In "The Crucible" what would Elizabeth Proctor write in a letter to her condemned husband John Proctor?The letter should detail her grievances, any blame she might feel or it may express her...
In "The Crucible" what would Elizabeth Proctor write in a letter to her condemned husband John Proctor?
The letter should detail her grievances, any blame she might feel or it may express her beliefs and/or regrets.
The best source for ideas on this one can be found in the play itself, at the end of Act Four, when Elizabeth and John talk. In this poignant exchange between the two of them, John expresses a desire for forgiveness for what he has done. Elizabeth states,
"I have sins of my own to count. It needs a cold wife to prompt lechery...I counted myself so plain, so poorly made, no honest love could come to me."
In that vulnerable and touching confession, Elizabeth admits that she had been cold and unkind to her husband, and that certainly didn't help matters. She was cold and unkind because she was insecure; she thought she was too plain and unlovable to have his affection. Her own self-loathing drove her to turn from him.
If you look at that conversation as a guide for her letter, it will help a lot. I would start the letter off with general news of how she is doing in the jail, how her pregnancy is going. Then, move on to the topic of her feelings that she refers to above: how she regrets her behavior towards him, how she wishes she had been more kind. I would also have her express remorse for their lives that are lost, but also, as she does in real conversation in the play, try to offer him support in whatever decision he decides to make. Elizabeth, in the end of the play, doesn't force her will on him. Rather, she states,"As you will I would have it," and lets him go to the gallows, because he had chosen to do so. So, in the letter, I would have her express encouragement to him, coaxing him to trust himself and believe in himself to do the right thing.

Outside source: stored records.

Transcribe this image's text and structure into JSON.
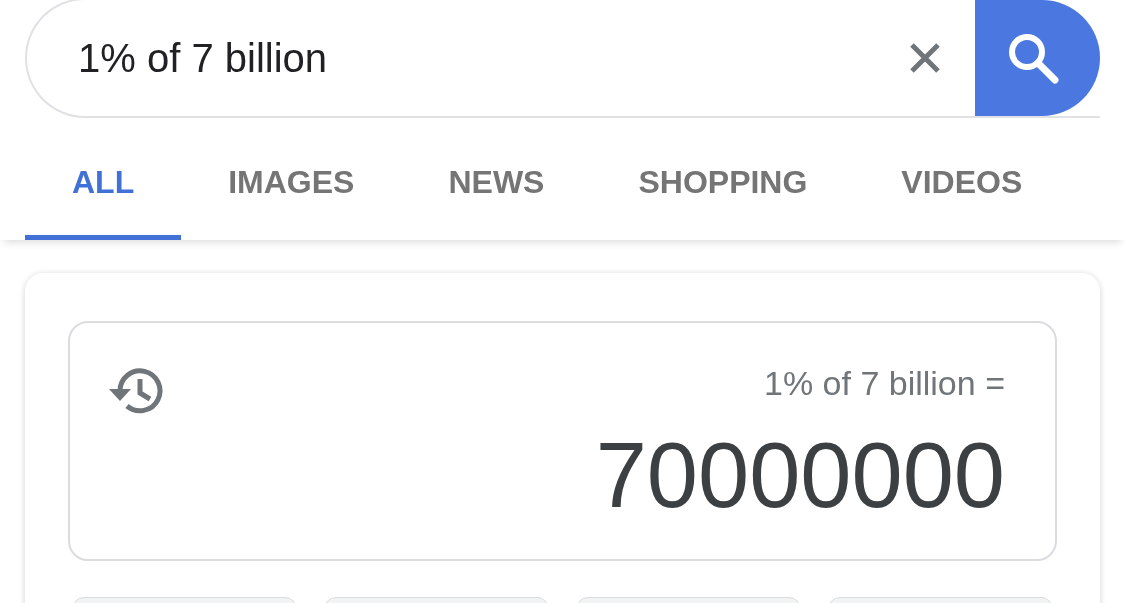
{
  "search": {
    "value": "1% of 7 billion"
  },
  "tabs": [
    {
      "label": "ALL",
      "selected": true
    },
    {
      "label": "IMAGES",
      "selected": false
    },
    {
      "label": "NEWS",
      "selected": false
    },
    {
      "label": "SHOPPING",
      "selected": false
    },
    {
      "label": "VIDEOS",
      "selected": false
    }
  ],
  "calculator": {
    "expression": "1% of 7 billion =",
    "result": "70000000",
    "keys": [
      {
        "kind": "key"
      },
      {
        "kind": "key"
      },
      {
        "kind": "key"
      },
      {
        "kind": "key"
      }
    ]
  }
}
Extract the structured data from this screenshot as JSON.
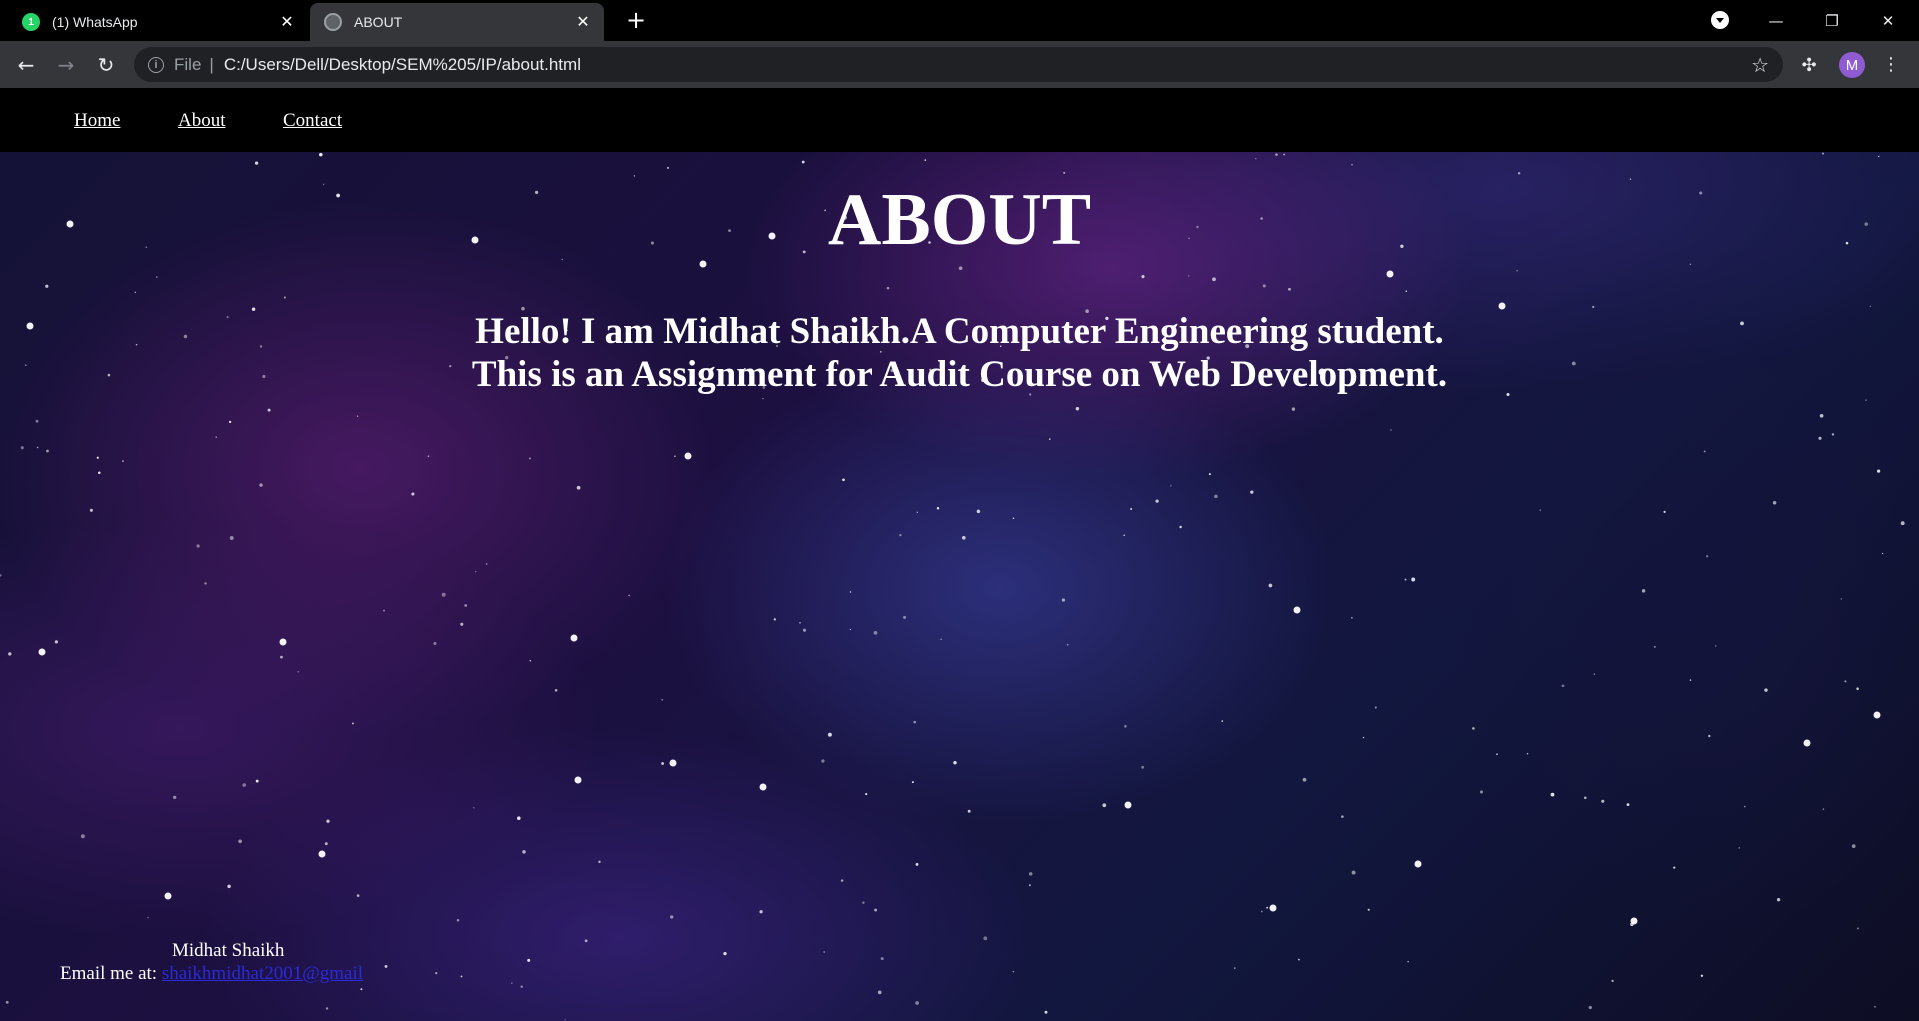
{
  "browser": {
    "tabs": [
      {
        "title": "(1) WhatsApp",
        "badge": "1",
        "icon": "whatsapp-icon",
        "active": false
      },
      {
        "title": "ABOUT",
        "icon": "globe-icon",
        "active": true
      }
    ],
    "new_tab_glyph": "+",
    "address_bar": {
      "scheme_label": "File",
      "url": "C:/Users/Dell/Desktop/SEM%205/IP/about.html"
    },
    "profile_initial": "M"
  },
  "page": {
    "nav": {
      "links": [
        "Home",
        "About",
        "Contact"
      ]
    },
    "title": "ABOUT",
    "intro_line1": "Hello! I am Midhat Shaikh.A Computer Engineering student.",
    "intro_line2": "This is an Assignment for Audit Course on Web Development.",
    "footer": {
      "name": "Midhat Shaikh",
      "email_label": "Email me at:",
      "email_link": "shaikhmidhat2001@gmail"
    }
  }
}
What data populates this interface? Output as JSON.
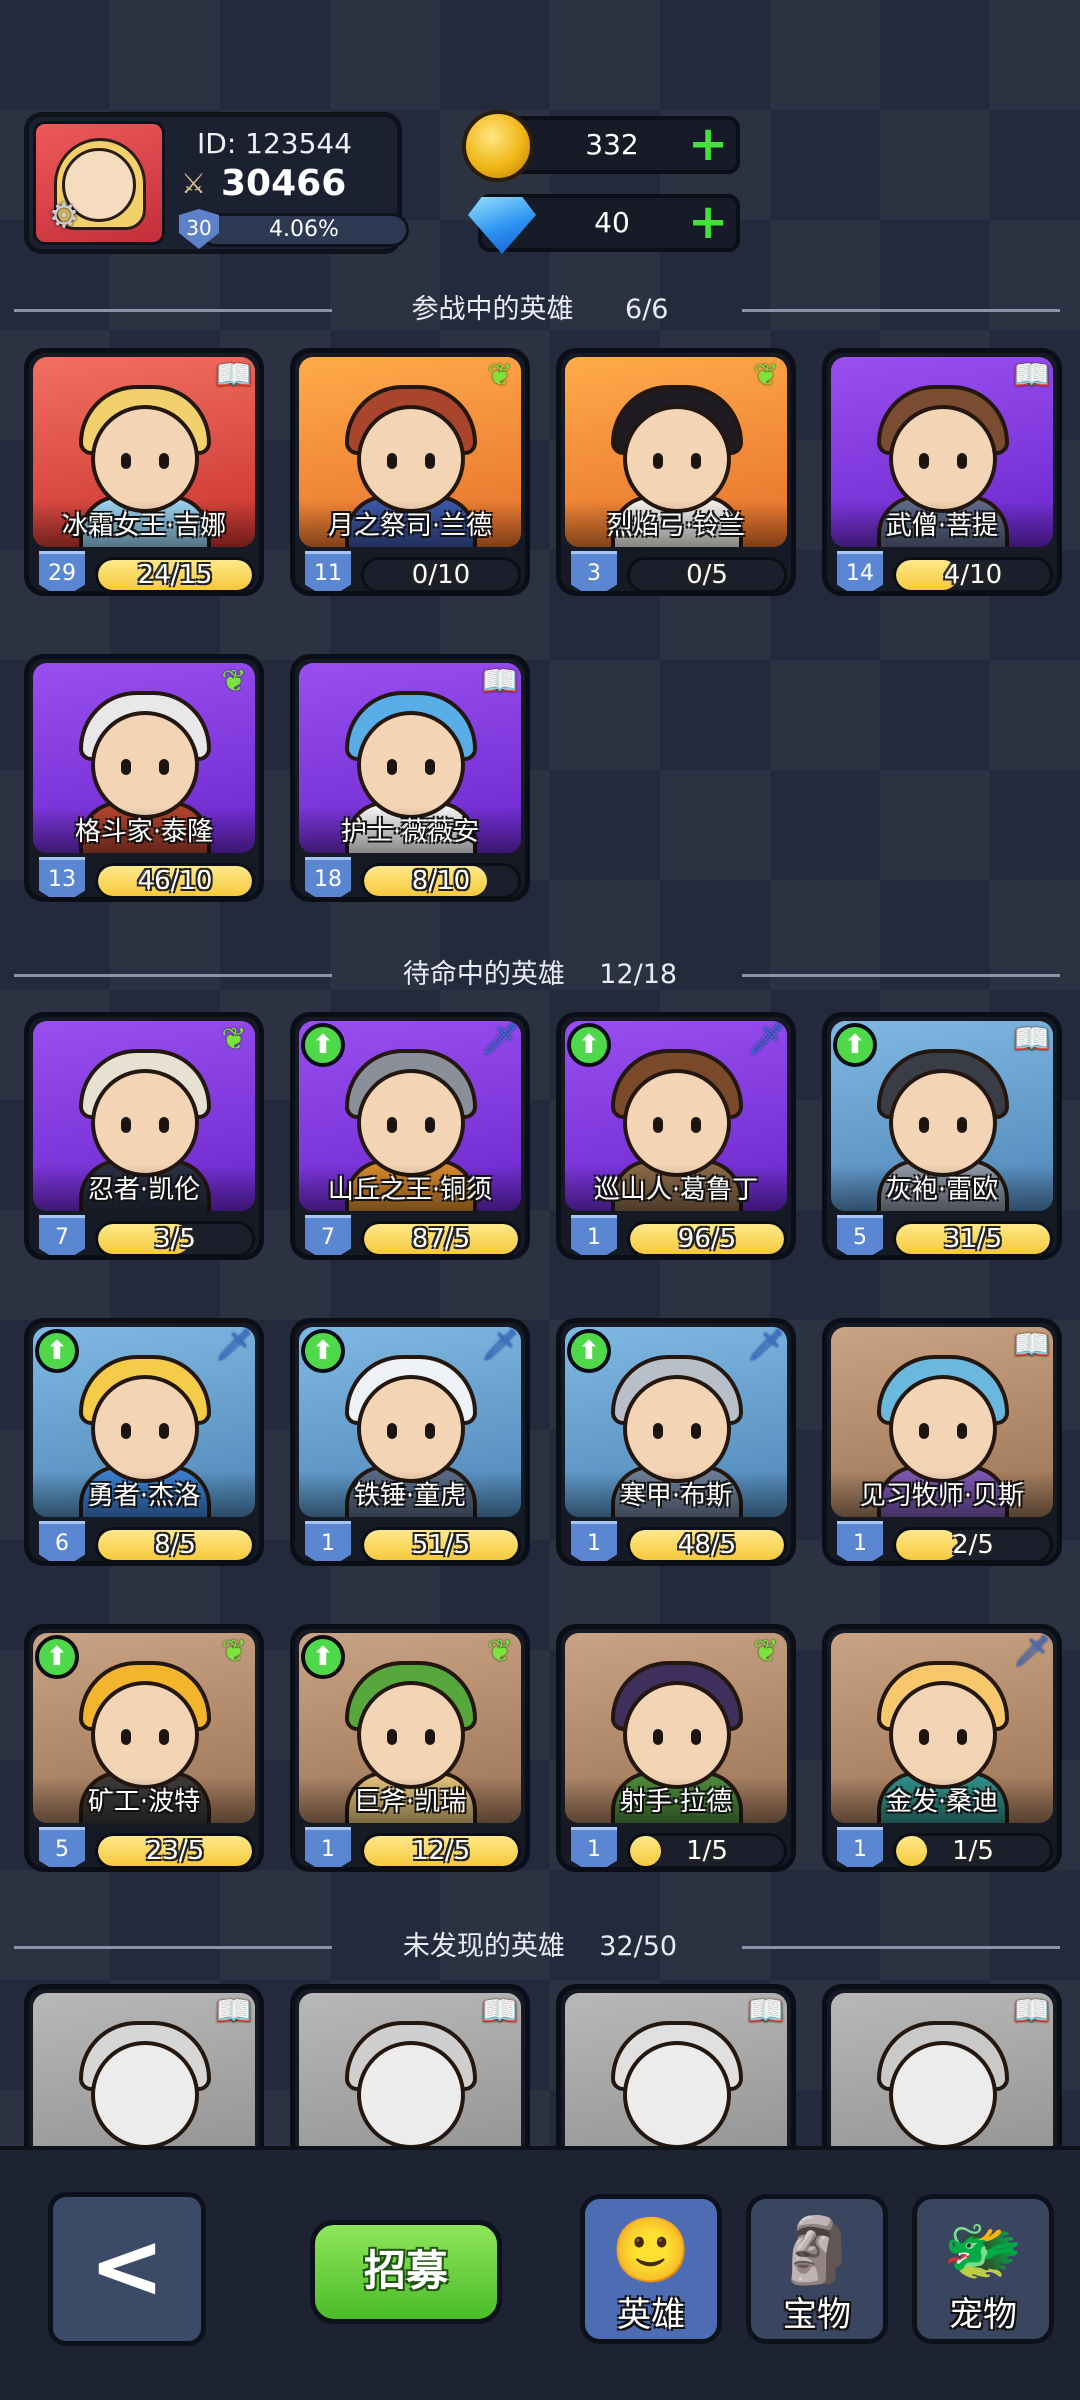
{
  "profile": {
    "id_label": "ID: 123544",
    "power": "30466",
    "level": "30",
    "exp_percent": "4.06%"
  },
  "currency": {
    "gold": "332",
    "gems": "40",
    "plus": "+"
  },
  "sections": {
    "active": {
      "title": "参战中的英雄",
      "count": "6/6"
    },
    "standby": {
      "title": "待命中的英雄",
      "count": "12/18"
    },
    "undiscovered": {
      "title": "未发现的英雄",
      "count": "32/50"
    }
  },
  "active_heroes": [
    {
      "name": "冰霜女王·吉娜",
      "level": "29",
      "shards": "24/15",
      "progress": 1.0,
      "tag": "book-icon"
    },
    {
      "name": "月之祭司·兰德",
      "level": "11",
      "shards": "0/10",
      "progress": 0.0,
      "tag": "leaf-icon"
    },
    {
      "name": "烈焰弓·铃兰",
      "level": "3",
      "shards": "0/5",
      "progress": 0.0,
      "tag": "leaf-icon"
    },
    {
      "name": "武僧·菩提",
      "level": "14",
      "shards": "4/10",
      "progress": 0.4,
      "tag": "book-icon"
    },
    {
      "name": "格斗家·泰隆",
      "level": "13",
      "shards": "46/10",
      "progress": 1.0,
      "tag": "leaf-icon"
    },
    {
      "name": "护士·薇薇安",
      "level": "18",
      "shards": "8/10",
      "progress": 0.8,
      "tag": "book-icon"
    }
  ],
  "standby_heroes": [
    {
      "name": "忍者·凯伦",
      "level": "7",
      "shards": "3/5",
      "progress": 0.6,
      "tag": "leaf-icon",
      "upgradable": false
    },
    {
      "name": "山丘之王·铜须",
      "level": "7",
      "shards": "87/5",
      "progress": 1.0,
      "tag": "sword-icon",
      "upgradable": true
    },
    {
      "name": "巡山人·葛鲁丁",
      "level": "1",
      "shards": "96/5",
      "progress": 1.0,
      "tag": "sword-icon",
      "upgradable": true
    },
    {
      "name": "灰袍·雷欧",
      "level": "5",
      "shards": "31/5",
      "progress": 1.0,
      "tag": "book-icon",
      "upgradable": true
    },
    {
      "name": "勇者·杰洛",
      "level": "6",
      "shards": "8/5",
      "progress": 1.0,
      "tag": "sword-icon",
      "upgradable": true
    },
    {
      "name": "铁锤·童虎",
      "level": "1",
      "shards": "51/5",
      "progress": 1.0,
      "tag": "sword-icon",
      "upgradable": true
    },
    {
      "name": "寒甲·布斯",
      "level": "1",
      "shards": "48/5",
      "progress": 1.0,
      "tag": "sword-icon",
      "upgradable": true
    },
    {
      "name": "见习牧师·贝斯",
      "level": "1",
      "shards": "2/5",
      "progress": 0.4,
      "tag": "book-icon",
      "upgradable": false
    },
    {
      "name": "矿工·波特",
      "level": "5",
      "shards": "23/5",
      "progress": 1.0,
      "tag": "leaf-icon",
      "upgradable": true
    },
    {
      "name": "巨斧·凯瑞",
      "level": "1",
      "shards": "12/5",
      "progress": 1.0,
      "tag": "leaf-icon",
      "upgradable": true
    },
    {
      "name": "射手·拉德",
      "level": "1",
      "shards": "1/5",
      "progress": 0.2,
      "tag": "leaf-icon",
      "upgradable": false
    },
    {
      "name": "金发·桑迪",
      "level": "1",
      "shards": "1/5",
      "progress": 0.2,
      "tag": "sword-icon",
      "upgradable": false
    }
  ],
  "nav": {
    "back": "<",
    "recruit": "招募",
    "heroes": "英雄",
    "treasure": "宝物",
    "pets": "宠物"
  }
}
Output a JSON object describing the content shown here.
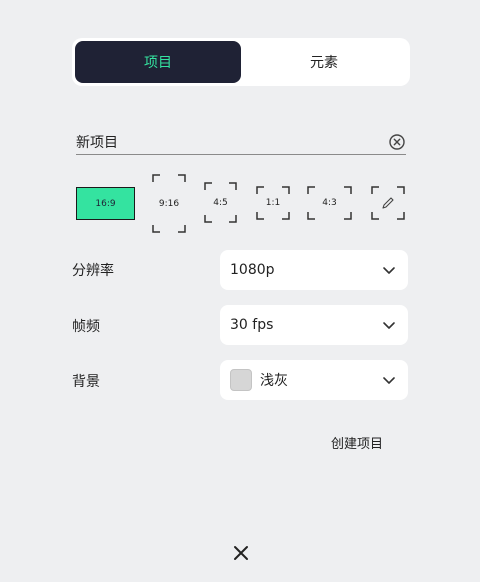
{
  "tabs": [
    {
      "label": "项目",
      "active": true
    },
    {
      "label": "元素",
      "active": false
    }
  ],
  "project_name": {
    "value": "新项目"
  },
  "ratios": [
    "16:9",
    "9:16",
    "4:5",
    "1:1",
    "4:3"
  ],
  "selected_ratio": "16:9",
  "settings": {
    "resolution": {
      "label": "分辨率",
      "value": "1080p"
    },
    "frame_rate": {
      "label": "帧频",
      "value": "30 fps"
    },
    "background": {
      "label": "背景",
      "value": "浅灰",
      "swatch_color": "#d6d6d6"
    }
  },
  "create_label": "创建项目",
  "colors": {
    "accent": "#34e3a0",
    "dark": "#1f2235",
    "page_bg": "#eeeff1"
  }
}
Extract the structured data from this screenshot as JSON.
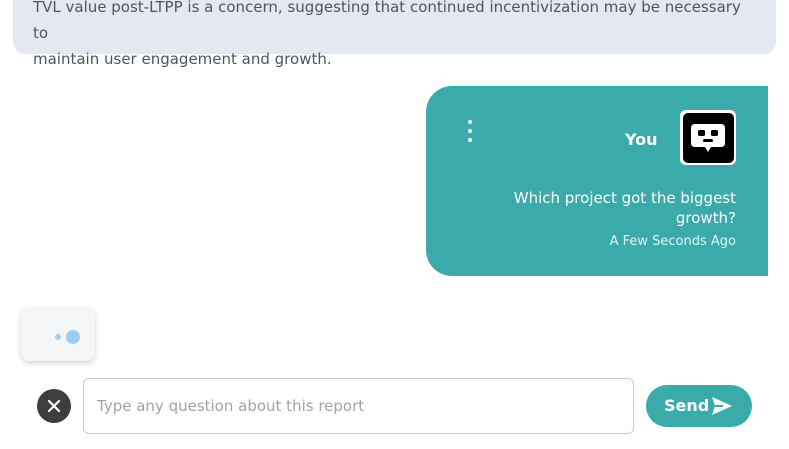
{
  "previous_message": {
    "line1": "TVL value post-LTPP is a concern, suggesting that continued incentivization may be necessary to",
    "line2": "maintain user engagement and growth."
  },
  "user_message": {
    "sender": "You",
    "text": "Which project got the biggest growth?",
    "timestamp": "A Few Seconds Ago",
    "menu_icon": "kebab-menu-icon",
    "avatar_icon": "chat-bubble-icon"
  },
  "typing_indicator": {
    "icon": "typing-dots-icon"
  },
  "composer": {
    "placeholder": "Type any question about this report",
    "value": "",
    "close_icon": "close-icon",
    "send_label": "Send",
    "send_icon": "send-arrow-icon"
  },
  "colors": {
    "accent": "#3aabaa",
    "previous_bubble": "#e4e9f1",
    "close_button": "#3d3d3d"
  }
}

I hope that those thoughts help a bit; it's an interesting assignment, and gratefully, the play provides a lot of clues as to what was on her mind during those hard times in prison. Good luck!
In such a letter, Elizabeth Proctor might also address the event that turned the tides of the court against John: when she lied in court about her reason for dismissing Abigail Williams from their service. This is information that would have completely discredited Abigail and could possibly have ended the whole debacle of the trials.
We know that Elizabeth fired Abigail because the girl was having an affair with her husband. John told the truth to the court about Abigail despite the damage it might do to his reputation. He promised Deputy Governor Danforth that Elizabeth could not lie and that she would verify his story, so Danforth questioned Elizabeth without allowing her to speak with John first, in order to test her. In fact, he did so in front of John, with John's back turned.
Elizabeth, after what seems like a good deal of agonizing over the matter, does eventually lie to Danforth, telling him that she fired Abigail only because the girl didn't please her; she wants to protect her husband's reputation so badly that she values it over even her own honesty. This lie seems to confirm Danforth's suspicions that John is dishonest (which he is not), and when John tells Elizabeth that he'd told the court the truth, her utterance of "Oh, God!" shows her own pain and regret. I imagine that she would explain to him why she lied this one time when he knew that "In her life . . . she have never lied."